DIRECTIONS FOR THIS TASK
Report, from the records below, every line where the word "worksp" appears.

(Data about app and page elements)
-.-.-

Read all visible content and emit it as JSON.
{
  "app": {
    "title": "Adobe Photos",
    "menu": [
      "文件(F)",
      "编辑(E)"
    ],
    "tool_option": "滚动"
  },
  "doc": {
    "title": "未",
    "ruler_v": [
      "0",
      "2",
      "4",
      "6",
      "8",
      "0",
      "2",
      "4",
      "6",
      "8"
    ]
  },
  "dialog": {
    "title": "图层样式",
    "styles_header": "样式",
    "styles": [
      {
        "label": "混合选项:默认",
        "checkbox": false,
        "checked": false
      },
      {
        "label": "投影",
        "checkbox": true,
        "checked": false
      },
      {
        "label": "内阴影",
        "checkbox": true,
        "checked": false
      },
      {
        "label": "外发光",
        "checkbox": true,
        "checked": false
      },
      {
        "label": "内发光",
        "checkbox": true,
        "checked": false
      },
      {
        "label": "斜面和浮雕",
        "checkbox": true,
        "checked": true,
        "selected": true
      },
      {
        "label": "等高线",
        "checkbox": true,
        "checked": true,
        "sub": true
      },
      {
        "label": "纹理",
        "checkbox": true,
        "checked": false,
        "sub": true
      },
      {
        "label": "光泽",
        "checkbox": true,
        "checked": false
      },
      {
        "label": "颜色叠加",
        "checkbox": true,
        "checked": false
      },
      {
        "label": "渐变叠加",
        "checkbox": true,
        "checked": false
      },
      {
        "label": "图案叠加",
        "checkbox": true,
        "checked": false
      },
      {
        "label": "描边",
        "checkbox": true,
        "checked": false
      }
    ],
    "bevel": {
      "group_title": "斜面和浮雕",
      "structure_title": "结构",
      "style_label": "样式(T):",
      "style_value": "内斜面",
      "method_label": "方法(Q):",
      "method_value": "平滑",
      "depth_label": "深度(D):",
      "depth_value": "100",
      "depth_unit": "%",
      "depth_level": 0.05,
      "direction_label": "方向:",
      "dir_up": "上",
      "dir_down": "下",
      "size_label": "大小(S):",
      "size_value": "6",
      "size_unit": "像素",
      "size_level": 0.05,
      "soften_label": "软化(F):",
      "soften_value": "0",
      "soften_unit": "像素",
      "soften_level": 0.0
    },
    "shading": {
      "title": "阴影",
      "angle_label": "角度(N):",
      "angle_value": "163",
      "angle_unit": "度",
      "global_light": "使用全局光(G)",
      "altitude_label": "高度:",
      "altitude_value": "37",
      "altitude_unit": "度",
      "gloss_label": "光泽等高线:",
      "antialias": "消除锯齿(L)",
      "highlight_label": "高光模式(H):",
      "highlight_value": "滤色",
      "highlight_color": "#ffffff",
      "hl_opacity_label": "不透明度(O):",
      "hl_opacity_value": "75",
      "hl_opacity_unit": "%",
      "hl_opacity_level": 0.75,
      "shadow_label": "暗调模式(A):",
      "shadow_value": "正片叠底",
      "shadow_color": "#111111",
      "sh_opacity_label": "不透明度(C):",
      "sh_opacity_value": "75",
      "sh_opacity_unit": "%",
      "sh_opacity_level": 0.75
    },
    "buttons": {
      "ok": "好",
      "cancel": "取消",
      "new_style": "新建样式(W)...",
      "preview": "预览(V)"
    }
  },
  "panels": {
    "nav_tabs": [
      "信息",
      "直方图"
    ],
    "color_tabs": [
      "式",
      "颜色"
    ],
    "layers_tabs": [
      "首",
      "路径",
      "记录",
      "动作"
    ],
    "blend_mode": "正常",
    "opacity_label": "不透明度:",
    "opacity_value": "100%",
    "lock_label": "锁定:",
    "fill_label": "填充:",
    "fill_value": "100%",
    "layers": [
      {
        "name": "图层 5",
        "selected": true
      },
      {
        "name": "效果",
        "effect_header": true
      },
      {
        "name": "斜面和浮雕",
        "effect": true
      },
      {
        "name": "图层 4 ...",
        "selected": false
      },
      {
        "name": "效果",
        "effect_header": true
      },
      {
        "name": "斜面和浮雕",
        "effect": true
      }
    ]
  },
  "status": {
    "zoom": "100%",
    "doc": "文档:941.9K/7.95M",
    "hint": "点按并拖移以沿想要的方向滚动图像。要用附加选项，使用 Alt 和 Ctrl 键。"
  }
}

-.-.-

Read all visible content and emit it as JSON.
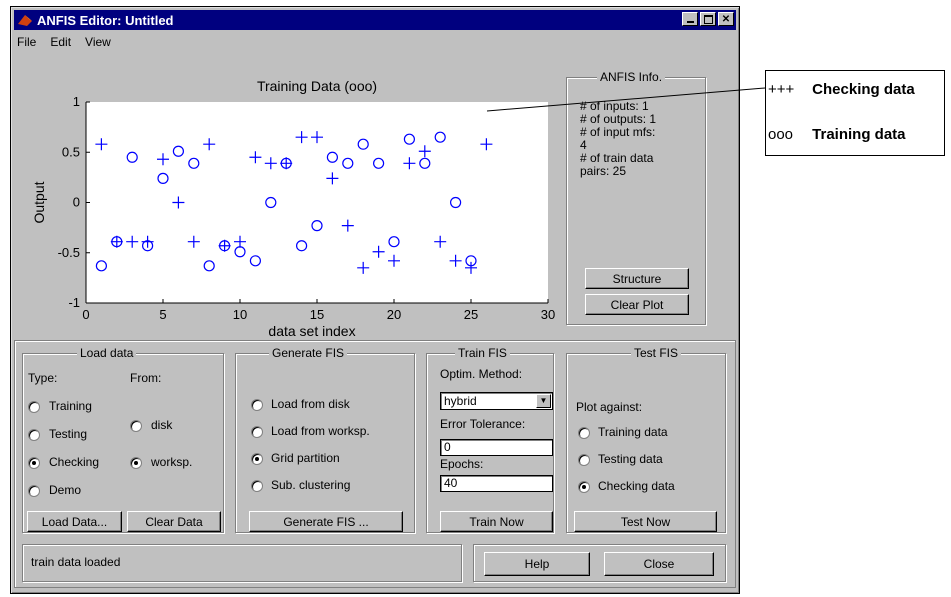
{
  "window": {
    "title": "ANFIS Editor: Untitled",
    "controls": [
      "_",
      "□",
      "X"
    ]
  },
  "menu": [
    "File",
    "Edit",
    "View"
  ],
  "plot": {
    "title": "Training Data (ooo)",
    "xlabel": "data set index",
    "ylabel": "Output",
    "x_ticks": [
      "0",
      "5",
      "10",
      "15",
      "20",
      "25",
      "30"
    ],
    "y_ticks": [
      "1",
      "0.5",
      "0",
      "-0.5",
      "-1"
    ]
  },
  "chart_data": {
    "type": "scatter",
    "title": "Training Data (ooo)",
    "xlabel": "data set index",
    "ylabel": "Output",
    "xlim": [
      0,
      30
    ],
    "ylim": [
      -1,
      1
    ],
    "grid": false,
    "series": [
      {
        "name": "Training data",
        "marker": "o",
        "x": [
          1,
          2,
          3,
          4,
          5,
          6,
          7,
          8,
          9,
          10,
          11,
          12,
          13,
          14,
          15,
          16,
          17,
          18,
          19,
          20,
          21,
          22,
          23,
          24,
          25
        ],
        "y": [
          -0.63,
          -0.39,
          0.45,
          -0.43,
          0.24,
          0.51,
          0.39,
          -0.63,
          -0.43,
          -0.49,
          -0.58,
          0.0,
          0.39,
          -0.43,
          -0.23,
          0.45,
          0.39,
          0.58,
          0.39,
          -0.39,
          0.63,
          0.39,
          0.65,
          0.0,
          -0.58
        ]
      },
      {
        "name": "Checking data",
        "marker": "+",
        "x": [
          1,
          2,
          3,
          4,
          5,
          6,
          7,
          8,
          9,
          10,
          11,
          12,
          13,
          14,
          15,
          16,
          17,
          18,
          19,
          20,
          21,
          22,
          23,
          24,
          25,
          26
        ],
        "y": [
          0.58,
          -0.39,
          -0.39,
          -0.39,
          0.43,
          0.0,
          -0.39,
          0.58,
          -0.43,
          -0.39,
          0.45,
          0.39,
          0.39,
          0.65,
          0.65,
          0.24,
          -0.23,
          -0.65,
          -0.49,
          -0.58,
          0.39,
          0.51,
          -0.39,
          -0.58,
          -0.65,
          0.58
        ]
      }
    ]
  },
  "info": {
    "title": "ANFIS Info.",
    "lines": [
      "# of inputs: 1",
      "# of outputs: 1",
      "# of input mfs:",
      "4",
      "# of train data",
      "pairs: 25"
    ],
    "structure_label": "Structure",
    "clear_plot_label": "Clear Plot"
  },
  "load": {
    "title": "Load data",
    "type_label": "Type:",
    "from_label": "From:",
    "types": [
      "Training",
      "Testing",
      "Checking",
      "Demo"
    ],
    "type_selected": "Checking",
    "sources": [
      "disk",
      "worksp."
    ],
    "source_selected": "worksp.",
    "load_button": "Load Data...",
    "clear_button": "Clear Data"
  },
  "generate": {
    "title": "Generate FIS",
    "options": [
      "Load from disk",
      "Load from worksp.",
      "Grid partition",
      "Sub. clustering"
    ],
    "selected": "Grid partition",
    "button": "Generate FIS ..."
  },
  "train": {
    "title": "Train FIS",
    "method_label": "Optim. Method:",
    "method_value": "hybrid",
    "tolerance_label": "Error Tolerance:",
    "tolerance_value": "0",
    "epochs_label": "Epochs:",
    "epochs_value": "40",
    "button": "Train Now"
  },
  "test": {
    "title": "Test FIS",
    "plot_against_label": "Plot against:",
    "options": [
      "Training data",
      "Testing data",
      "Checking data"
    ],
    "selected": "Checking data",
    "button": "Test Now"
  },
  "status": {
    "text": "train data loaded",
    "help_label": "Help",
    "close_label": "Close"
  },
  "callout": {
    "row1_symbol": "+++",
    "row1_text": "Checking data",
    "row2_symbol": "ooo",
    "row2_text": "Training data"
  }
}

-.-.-

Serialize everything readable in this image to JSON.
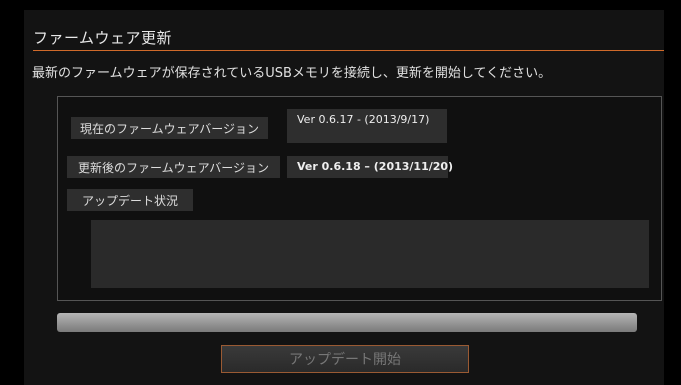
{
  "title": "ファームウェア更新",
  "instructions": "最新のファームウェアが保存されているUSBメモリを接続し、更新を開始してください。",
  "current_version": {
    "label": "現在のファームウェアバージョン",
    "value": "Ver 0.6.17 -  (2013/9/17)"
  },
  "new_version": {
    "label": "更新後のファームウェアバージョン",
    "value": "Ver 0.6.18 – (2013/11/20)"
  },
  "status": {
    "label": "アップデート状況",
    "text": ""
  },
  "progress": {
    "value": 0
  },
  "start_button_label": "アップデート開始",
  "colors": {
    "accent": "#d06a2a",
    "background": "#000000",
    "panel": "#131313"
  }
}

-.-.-

ANSWER BOX
      "worksp."
    "source_selected": "worksp.",
      "Load from worksp.",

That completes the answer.